-------- Dataset extract --------

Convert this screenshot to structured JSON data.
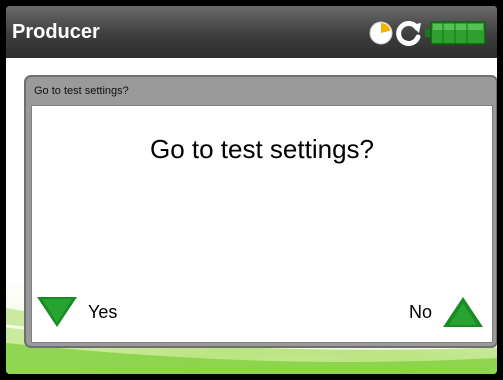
{
  "app": {
    "title": "Producer"
  },
  "status": {
    "icons": [
      "clock-icon",
      "refresh-icon",
      "battery-icon"
    ],
    "battery_color": "#2ea02e"
  },
  "dialog": {
    "header": "Go to test settings?",
    "message": "Go to test settings?",
    "yes_label": "Yes",
    "no_label": "No"
  },
  "colors": {
    "titlebar": "#3e3e3e",
    "dialog_frame": "#9a9a9a",
    "accent_green": "#1f9a2a"
  }
}
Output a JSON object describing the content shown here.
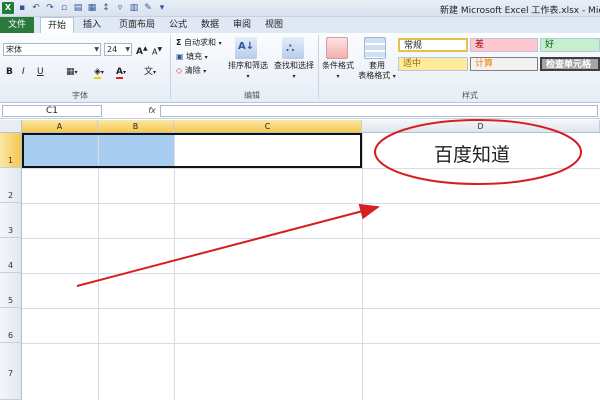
{
  "window": {
    "title": "新建 Microsoft Excel 工作表.xlsx - Microsc"
  },
  "tabs": [
    "文件",
    "开始",
    "插入",
    "页面布局",
    "公式",
    "数据",
    "审阅",
    "视图"
  ],
  "ribbon": {
    "font_name": "宋体",
    "font_size": "24",
    "bold": "B",
    "italic": "I",
    "underline": "U",
    "grow_font": "A",
    "shrink_font": "A",
    "autosum": "自动求和",
    "fill": "填充",
    "clear": "清除",
    "sort_filter": "排序和筛选",
    "find_select": "查找和选择",
    "conditional_format": "条件格式",
    "format_table_line1": "套用",
    "format_table_line2": "表格格式",
    "styles": {
      "normal": "常规",
      "bad": "差",
      "good": "好",
      "neutral": "适中",
      "calc": "计算",
      "check": "检查单元格"
    },
    "groups": {
      "font": "字体",
      "editing": "编辑",
      "styles": "样式"
    }
  },
  "formula_bar": {
    "name_box": "C1",
    "fx": "fx",
    "value": ""
  },
  "grid": {
    "columns": [
      "A",
      "B",
      "C",
      "D"
    ],
    "rows": [
      "1",
      "2",
      "3",
      "4",
      "5",
      "6",
      "7"
    ]
  },
  "annotation": {
    "text": "百度知道",
    "ellipse_color": "#d42020",
    "arrow_color": "#d42020"
  },
  "colors": {
    "file_tab": "#2a7a3b",
    "selected_header": "#f5c84f",
    "cell_fill": "#a9cdf0"
  }
}
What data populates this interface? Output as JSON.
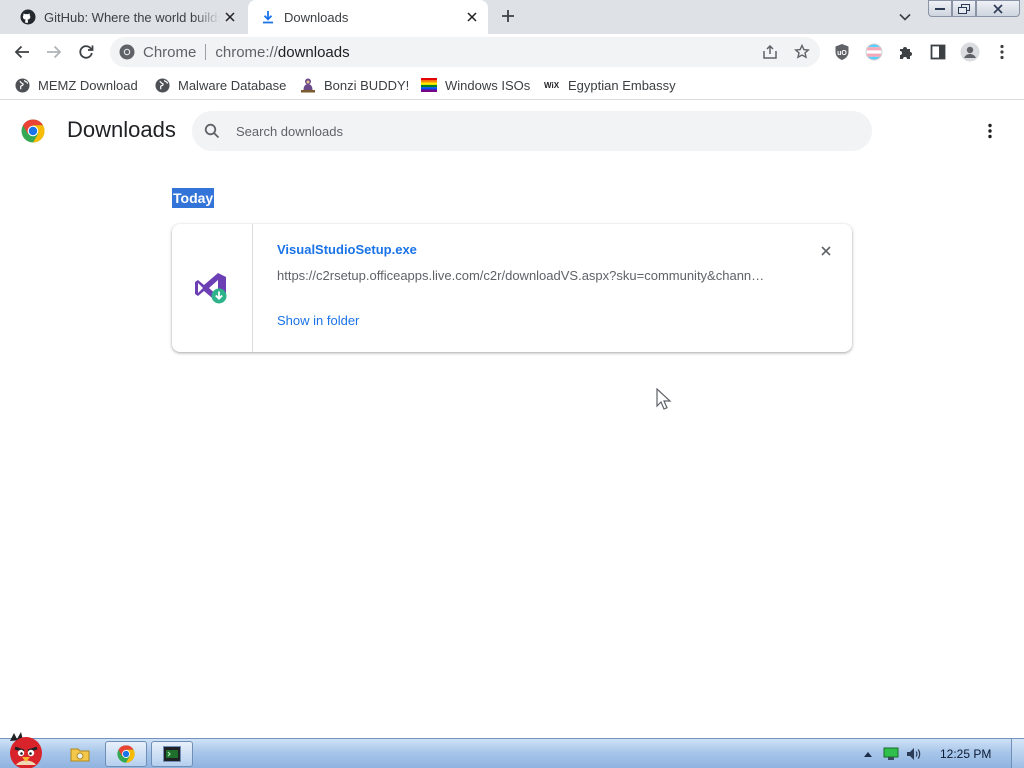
{
  "browser": {
    "tabs": [
      {
        "title": "GitHub: Where the world builds software",
        "icon": "github-icon",
        "active": false
      },
      {
        "title": "Downloads",
        "icon": "download-icon",
        "active": true
      }
    ],
    "omnibox": {
      "origin_label": "Chrome",
      "url_prefix": "chrome://",
      "url_path": "downloads"
    },
    "bookmarks": [
      {
        "label": "MEMZ Download",
        "icon": "globe-icon"
      },
      {
        "label": "Malware Database",
        "icon": "globe-icon"
      },
      {
        "label": "Bonzi BUDDY!",
        "icon": "bonzi-icon"
      },
      {
        "label": "Windows ISOs",
        "icon": "rainbow-flag-icon"
      },
      {
        "label": "Egyptian Embassy",
        "icon": "wix-icon"
      }
    ]
  },
  "page": {
    "title": "Downloads",
    "search_placeholder": "Search downloads",
    "date_group": "Today",
    "downloads": [
      {
        "file_name": "VisualStudioSetup.exe",
        "url": "https://c2rsetup.officeapps.live.com/c2r/downloadVS.aspx?sku=community&chann…",
        "action_label": "Show in folder",
        "icon": "visual-studio-icon"
      }
    ]
  },
  "taskbar": {
    "clock": "12:25 PM"
  },
  "colors": {
    "accent": "#1a73e8",
    "selection": "#3374d8",
    "tabstrip": "#dee1e6"
  }
}
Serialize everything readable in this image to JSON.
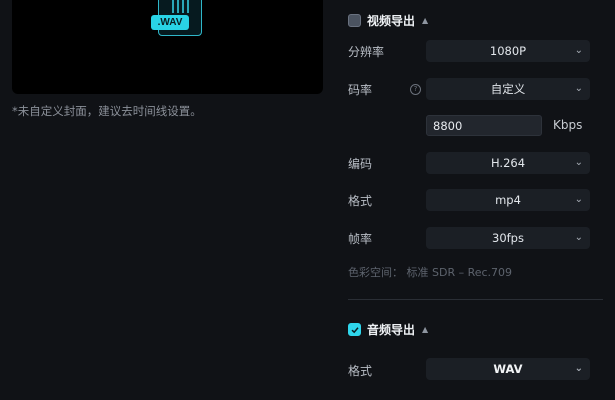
{
  "preview": {
    "file_tag": ".WAV",
    "cover_note": "*未自定义封面，建议去时间线设置。"
  },
  "video_export": {
    "title": "视频导出",
    "checked": false,
    "resolution": {
      "label": "分辨率",
      "value": "1080P"
    },
    "bitrate": {
      "label": "码率",
      "value": "自定义",
      "custom_value": "8800",
      "unit": "Kbps"
    },
    "codec": {
      "label": "编码",
      "value": "H.264"
    },
    "format": {
      "label": "格式",
      "value": "mp4"
    },
    "framerate": {
      "label": "帧率",
      "value": "30fps"
    },
    "color_space": "色彩空间： 标准 SDR – Rec.709"
  },
  "audio_export": {
    "title": "音频导出",
    "checked": true,
    "format": {
      "label": "格式",
      "value": "WAV"
    }
  },
  "colors": {
    "accent": "#2fd6ec",
    "background": "#101216",
    "select_bg": "#1b1f25"
  }
}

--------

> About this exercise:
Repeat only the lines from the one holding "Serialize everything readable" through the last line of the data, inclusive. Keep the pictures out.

> Reply to the task:
Serialize everything readable in this image to JSON.
{
  "preview": {
    "file_tag": ".WAV",
    "cover_note": "*未自定义封面，建议去时间线设置。"
  },
  "video_export": {
    "title": "视频导出",
    "checked": false,
    "resolution": {
      "label": "分辨率",
      "value": "1080P"
    },
    "bitrate": {
      "label": "码率",
      "value": "自定义",
      "custom_value": "8800",
      "unit": "Kbps"
    },
    "codec": {
      "label": "编码",
      "value": "H.264"
    },
    "format": {
      "label": "格式",
      "value": "mp4"
    },
    "framerate": {
      "label": "帧率",
      "value": "30fps"
    },
    "color_space": "色彩空间： 标准 SDR – Rec.709"
  },
  "audio_export": {
    "title": "音频导出",
    "checked": true,
    "format": {
      "label": "格式",
      "value": "WAV"
    }
  },
  "colors": {
    "accent": "#2fd6ec",
    "background": "#101216",
    "select_bg": "#1b1f25"
  }
}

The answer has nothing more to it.